Sesame, one of the most important flavors and components of Japanese cuisine, can be used in many ways. Sesame seeds, sesame oil, and sesame paste can garnish, season, and create many delicious Japanese dishes.

When you think of some of the distinctive flavors of Japanese cuisine, soy sauce immediately comes to mind, and miso is probably a close second. There are others, of course, such as matcha, adzuki, dashi, and yuzu. But just as important and often overlooked is sesame, which is used in Japanese cooking in a number of ways.

Different Types of Seeds

Japan consumes more sesame than any other country in the world, but it isn’t just the white ones you commonly see atop rolls and bagels. There are actually three types, and all three are popular in Japanese cooking quite extensively.

White Sesame

This is by far the most popular of the three types in Japanese cuisines, and its flavor is also the subtlest. It is most often used in salad dressing and as a garnish for many dishes.

Black Sesame

The flavor of these small black seeds is much more distinctive and nutty. You often find these kinds in marinades, as a garnish, or crushed to make a flavorful paste. People also use this kind to make several desserts, cookies, ice cream, and other confectioneries.

Golden Sesame

These seeds are primarily used as a component of furikake, a seasoning comprised of nori seaweed and other ingredients. Furikake’s main usage is to season white rice. However, the different variants of the seasoning can add distinctive flavors to many different dishes.

Additionally, both black and golden seeds are roasted and crushed and then mixed with salt to make a popular condiment called goma shio. You can use it to flavor ramen, but can also make delicious onigiri with it.

The Importance of Sesame in Japan

Sesame seeds were first cultivated in India over 5,000 years ago. It eventually spread to the Middle East and East Asian territories. It was also the first crop to be pressed for oil. Sesame oil has since become the base of many Japanese recipes, adding a distinctive aroma and flavor. If you try it to sauté some vegetables in place of olive oil, you’ll quickly discover its fragrant appeal!

Sesame is also quite healthy. It is rich in calcium and magnesium, and also contains two important compounds exclusive to sesame; sesamol and sesamin. These natural preservatives help to reduce the risk of various forms of cancer and other illnesses. The high abundance of minerals and cancer-fighting compounds have made these seeds a superfood.

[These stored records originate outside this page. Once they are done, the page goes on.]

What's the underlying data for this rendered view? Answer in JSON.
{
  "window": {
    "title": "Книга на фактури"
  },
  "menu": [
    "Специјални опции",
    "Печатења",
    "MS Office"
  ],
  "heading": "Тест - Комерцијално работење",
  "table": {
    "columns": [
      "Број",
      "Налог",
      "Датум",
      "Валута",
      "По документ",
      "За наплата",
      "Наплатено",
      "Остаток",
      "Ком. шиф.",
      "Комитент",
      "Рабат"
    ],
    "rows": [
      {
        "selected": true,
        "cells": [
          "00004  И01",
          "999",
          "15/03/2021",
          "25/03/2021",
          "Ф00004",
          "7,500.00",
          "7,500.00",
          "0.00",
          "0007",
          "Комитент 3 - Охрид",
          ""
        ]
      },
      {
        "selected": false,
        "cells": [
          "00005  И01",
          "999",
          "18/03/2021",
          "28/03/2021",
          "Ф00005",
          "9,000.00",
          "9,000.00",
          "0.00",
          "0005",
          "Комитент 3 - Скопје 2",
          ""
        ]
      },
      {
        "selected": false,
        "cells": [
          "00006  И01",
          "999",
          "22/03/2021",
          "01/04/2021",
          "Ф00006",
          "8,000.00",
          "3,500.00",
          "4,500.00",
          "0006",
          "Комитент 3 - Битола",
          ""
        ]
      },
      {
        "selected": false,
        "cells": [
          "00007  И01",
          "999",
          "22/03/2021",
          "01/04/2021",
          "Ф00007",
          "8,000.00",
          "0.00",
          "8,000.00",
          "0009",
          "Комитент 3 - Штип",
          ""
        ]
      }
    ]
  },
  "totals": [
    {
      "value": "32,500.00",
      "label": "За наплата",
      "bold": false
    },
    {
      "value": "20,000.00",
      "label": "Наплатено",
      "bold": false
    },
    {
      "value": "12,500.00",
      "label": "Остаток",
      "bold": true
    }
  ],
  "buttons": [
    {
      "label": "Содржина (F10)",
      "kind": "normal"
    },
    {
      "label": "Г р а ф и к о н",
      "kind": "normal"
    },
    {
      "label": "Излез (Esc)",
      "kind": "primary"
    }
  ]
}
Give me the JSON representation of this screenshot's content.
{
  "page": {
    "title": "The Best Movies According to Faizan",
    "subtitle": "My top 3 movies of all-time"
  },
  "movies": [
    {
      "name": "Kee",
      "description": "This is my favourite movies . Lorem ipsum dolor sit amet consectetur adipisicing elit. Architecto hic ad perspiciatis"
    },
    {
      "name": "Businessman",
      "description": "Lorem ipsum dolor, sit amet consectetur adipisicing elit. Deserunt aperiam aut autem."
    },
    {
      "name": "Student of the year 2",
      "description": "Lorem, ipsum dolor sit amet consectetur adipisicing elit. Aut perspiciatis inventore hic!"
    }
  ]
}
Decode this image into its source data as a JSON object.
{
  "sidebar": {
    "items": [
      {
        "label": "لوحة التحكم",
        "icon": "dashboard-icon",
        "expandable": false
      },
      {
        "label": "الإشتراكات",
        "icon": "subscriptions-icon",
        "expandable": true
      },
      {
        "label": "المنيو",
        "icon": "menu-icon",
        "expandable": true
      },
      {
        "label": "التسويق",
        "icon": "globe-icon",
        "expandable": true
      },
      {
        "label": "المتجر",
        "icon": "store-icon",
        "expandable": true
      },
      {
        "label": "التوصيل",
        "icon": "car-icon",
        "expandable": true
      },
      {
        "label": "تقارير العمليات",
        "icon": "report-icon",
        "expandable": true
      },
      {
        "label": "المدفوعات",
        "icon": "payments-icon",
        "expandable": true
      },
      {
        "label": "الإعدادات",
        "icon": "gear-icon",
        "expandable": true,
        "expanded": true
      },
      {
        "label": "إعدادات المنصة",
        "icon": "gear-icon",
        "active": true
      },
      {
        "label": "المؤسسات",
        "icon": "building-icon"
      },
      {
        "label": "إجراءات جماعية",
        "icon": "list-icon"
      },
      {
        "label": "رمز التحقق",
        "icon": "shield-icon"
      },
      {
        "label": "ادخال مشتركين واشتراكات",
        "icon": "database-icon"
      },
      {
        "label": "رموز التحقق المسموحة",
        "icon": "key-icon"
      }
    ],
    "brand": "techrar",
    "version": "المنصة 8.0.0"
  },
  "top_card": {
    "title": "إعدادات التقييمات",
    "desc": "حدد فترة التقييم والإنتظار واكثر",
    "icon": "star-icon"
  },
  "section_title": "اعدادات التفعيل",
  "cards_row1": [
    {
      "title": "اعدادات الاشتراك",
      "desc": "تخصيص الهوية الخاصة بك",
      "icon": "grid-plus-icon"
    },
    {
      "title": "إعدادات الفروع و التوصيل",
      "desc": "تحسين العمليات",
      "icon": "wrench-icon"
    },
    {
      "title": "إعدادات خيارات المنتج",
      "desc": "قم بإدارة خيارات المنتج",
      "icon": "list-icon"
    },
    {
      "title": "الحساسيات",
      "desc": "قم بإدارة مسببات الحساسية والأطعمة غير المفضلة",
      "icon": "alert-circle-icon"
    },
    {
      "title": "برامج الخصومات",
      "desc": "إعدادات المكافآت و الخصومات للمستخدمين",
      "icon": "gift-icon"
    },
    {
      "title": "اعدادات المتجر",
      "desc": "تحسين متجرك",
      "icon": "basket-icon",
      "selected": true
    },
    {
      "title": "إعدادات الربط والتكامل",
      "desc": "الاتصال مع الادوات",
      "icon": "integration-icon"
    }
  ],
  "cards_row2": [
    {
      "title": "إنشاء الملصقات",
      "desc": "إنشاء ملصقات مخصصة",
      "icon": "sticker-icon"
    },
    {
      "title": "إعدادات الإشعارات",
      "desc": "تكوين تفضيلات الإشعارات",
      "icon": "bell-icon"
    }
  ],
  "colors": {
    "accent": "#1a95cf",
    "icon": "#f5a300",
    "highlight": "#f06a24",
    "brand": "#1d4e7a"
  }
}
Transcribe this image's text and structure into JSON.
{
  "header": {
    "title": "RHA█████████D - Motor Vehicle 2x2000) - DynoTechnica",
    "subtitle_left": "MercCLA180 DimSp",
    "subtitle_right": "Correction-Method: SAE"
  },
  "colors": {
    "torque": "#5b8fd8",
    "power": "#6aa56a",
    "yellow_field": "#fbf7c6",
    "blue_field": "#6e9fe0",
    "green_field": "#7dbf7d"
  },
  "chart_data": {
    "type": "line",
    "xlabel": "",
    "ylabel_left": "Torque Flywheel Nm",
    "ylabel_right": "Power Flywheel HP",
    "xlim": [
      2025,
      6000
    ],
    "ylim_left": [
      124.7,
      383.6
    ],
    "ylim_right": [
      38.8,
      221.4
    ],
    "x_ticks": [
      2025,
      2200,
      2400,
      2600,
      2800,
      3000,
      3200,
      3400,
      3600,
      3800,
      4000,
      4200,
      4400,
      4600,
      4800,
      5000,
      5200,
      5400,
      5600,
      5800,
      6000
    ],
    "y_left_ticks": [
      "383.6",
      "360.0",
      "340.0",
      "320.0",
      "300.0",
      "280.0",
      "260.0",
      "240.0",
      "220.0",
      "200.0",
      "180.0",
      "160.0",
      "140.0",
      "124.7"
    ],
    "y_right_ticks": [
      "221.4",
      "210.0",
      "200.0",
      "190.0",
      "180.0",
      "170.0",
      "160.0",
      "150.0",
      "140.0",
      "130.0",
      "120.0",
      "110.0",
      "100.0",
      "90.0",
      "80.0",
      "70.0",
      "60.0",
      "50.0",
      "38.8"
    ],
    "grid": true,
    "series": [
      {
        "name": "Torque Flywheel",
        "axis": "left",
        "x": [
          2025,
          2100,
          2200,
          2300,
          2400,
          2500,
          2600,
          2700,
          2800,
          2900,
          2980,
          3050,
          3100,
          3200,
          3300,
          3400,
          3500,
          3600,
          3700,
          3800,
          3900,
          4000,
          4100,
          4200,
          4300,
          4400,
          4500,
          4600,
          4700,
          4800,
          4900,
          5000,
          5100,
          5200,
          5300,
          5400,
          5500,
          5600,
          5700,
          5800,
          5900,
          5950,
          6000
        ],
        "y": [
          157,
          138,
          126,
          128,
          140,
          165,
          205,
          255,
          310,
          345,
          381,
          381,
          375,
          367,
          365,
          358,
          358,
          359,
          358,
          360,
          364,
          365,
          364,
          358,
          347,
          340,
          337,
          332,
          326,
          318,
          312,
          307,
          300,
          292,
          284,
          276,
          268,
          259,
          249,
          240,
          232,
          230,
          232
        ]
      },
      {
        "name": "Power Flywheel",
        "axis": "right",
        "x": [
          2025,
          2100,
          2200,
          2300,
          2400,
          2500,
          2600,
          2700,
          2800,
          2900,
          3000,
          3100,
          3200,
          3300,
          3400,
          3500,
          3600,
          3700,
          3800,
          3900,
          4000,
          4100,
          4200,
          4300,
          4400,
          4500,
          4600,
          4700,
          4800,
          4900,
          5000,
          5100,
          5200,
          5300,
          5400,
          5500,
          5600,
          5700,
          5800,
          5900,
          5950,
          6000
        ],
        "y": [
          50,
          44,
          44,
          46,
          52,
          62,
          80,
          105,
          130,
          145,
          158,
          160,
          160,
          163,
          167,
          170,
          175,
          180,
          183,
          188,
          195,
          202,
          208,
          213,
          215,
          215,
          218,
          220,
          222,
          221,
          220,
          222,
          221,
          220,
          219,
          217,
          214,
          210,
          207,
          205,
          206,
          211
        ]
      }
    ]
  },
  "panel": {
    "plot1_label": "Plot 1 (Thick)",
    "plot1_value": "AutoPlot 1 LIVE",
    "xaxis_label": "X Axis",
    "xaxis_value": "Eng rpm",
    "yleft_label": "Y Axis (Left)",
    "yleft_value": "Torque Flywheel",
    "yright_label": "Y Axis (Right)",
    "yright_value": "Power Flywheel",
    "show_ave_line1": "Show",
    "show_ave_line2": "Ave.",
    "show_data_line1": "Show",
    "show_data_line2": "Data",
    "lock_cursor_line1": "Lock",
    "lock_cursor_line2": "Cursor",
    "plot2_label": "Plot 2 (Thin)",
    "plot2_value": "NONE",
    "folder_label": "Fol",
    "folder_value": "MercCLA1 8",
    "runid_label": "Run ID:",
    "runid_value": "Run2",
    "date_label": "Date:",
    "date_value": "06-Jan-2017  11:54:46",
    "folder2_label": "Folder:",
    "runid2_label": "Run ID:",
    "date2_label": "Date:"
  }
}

As a Superfood

Another mineral found in sesame is copper, which helps to reduce pain and alleviate the symptoms of arthritis. They also contain iron and zinc, and the Chinese consider it to contribute to longevity, aid in digestion, and improve the health of major organs.

In Ayurveda, people use this superfood as a medicine. In Japan, sesamin is extracted from sesame and made into a pill that can help alleviate the symptoms from hangovers. Add a spoon of sesame powder to smoothies for an extra healthy kick of protein, good fats, and fiber.

Sesame Oil and Japanese Food

As mentioned above, sesame oil is highly prevalent in Japanese cuisines, and just like olive oil, there a few different kinds available for culinary use.

Light oil — this kind of oil is similar to canola or vegetable oil and is ideal for high-heat frying. It does have a distinctive flavor but is not overpowering.

Toasted oil — also called dark sesame oil, this oil is made with toasted sesame seeds and has a much stronger aroma and flavor. It can add rich flavor sparingly to hot and cold dishes, but should only be for low or medium-heat cooking. Try drizzling it over vegetables, stir-fries, or into soups.

Cold-pressed oil — made without any chemicals or heat, cold-pressed sesame oil is a premium sesame oil with rich, pure flavor.

You can also find blended sesame oils or spicy sesame oils for other intriguing flavor combinations.

Black Sesame Seeds in Desserts

Because black seeds can be sweetened and made into a paste, it is ideally suited for many types of desserts and confectionery in Japan. Whether as a filling for mochi or as a pudding, the dark, striking paste is attractive and tasty!

Black sesame ice cream is a common and refreshing treat in Japan, and you can purchase black sesame spread, much like purchasing peanut butter or Nutella in the United States. Try some on toast or use it to make your own unique Japanese desserts! You can also buy roasted or toasted seeds as well to use as garnishes for rice and other dishes.

Sesame Dressing

When you see a salad dressing referred to as Asian dressing, it typically means a sesame-based dressing. There are quite a few variations of dressing, some made with whole seeds and the addition of ginger. Other recipe includes ingredients like rice vinegar, sesame oil, and soy sauce.

Try this recipe for a delicious dressing that you can use on salads, pork or beef dishes, and steamed vegetables.